"But wait," say the expansion supporters—"what about the Community Benefits Agreement that is supposed to remedy all of these problems?" The West Harlem Local Development Corporation, the body that has been negotiating these issues with the University, has deep structural flaws.
According to past members, the WHLDC has interesting features that include a powerful group of political representatives that consistently vote in a pro-Columbia bloc and a practice of not notifying all its members—much less the general public—of meetings. It was marred by the resignation of its representatives for tenant organizations, tenants in the expansion zone, and religious organizations after it became clear that decisions were not being made by the whole body. Furthermore, the decisions themselves have been characterized by former WHLDC members as funneling "benefits" (read: funding) to a select few organizations that have withheld criticism of the expansion, a cynical tactic known as "machine politics." And even if the Community Benefits Agreement does come from such a process, there is always the question of whether Columbia will keep its word.
With that question in mind, let’s pause for a moment to consider the latest in this unfolding saga—the recent news regarding Columbia’s conflict with Floridita Tapas Bar and Restaurant. This is a shining example of Columbia proving that it is not a trustworthy partner.
Floridita is a longstanding, beloved community institution, not only as a model of local Hispanic entrepreneurship, but also as a central space where the community has traditionally gathered and thrived. The owner, Ramon Diaz, spoke during a meeting sponsored by the Coalition to Preserve Community before a congregation of worried residents. After years of receiving promises from Columbia that he would be able to keep a space within the 17-acre expansion footprint, he said Columbia officials have informed him that there is no longer a space for him in their plans. Interestingly enough, he claimed he was offered the same place as fellow Manhattanville establishment Dinosaur Bar-B-Que, and had accepted, yet was later denied.
As Maggie Astor’s Spectator piece on Feb. 3 informs us, Floridita is located on Columbia property, but Diaz’s lease does not expire until the year 2015, he said. Normally, Columbia would be legally obligated to maintain relations with its tenant until at least that time. After the approval of the plan, however, Columbia reserves the right to ask the state to basically condemn a property, evict its lessee, and give the land back to the University, free of meddlesome Cuban diners. That has been the good old Columbia way—why negotiate when you have the political muscle to get what you want anyway?
As students, we must take a moment to consider the need for collective action to save Floridita and halt any further abuses of political power by our University in our name.

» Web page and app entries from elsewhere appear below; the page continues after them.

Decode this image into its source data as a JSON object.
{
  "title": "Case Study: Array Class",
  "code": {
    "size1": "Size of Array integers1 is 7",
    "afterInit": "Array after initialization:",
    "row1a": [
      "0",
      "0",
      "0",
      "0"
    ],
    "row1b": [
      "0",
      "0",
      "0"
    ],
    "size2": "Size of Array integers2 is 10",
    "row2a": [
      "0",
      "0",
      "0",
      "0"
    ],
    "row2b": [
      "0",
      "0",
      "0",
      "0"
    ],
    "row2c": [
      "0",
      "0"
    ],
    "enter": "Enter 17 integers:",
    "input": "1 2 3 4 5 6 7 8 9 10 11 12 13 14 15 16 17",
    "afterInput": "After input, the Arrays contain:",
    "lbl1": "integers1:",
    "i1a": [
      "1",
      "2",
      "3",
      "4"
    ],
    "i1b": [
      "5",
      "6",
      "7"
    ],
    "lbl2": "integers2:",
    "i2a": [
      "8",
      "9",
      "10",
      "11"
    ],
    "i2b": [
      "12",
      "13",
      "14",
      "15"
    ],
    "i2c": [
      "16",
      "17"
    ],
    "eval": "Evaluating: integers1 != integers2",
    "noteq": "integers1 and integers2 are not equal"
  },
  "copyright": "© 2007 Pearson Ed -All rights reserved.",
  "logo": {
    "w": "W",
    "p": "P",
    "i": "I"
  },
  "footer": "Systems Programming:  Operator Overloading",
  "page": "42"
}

Our silence is a weapon the University can utilize to divide us from our neighbors—our voice can be a tool for uniting us. It was brave of Diaz, still a tenant of Columbia, to speak publicly and frankly about what is happening with his imperiled business at the hands of a powerful, supposedly liberal, democratic landlord. It is our responsibility to make sure that he, like the rest of the residents of Harlem, does not stand alone.
This Feb. 14, Valentine’s Day, we need you to show some love. In conjunction with a walking tour for Black History Month, students are gathering together with Harlem community members and leaders at Floridita for a day of solidarity. We need as many people as possible to attend, because, c’mon, who doesn’t heart Floridita?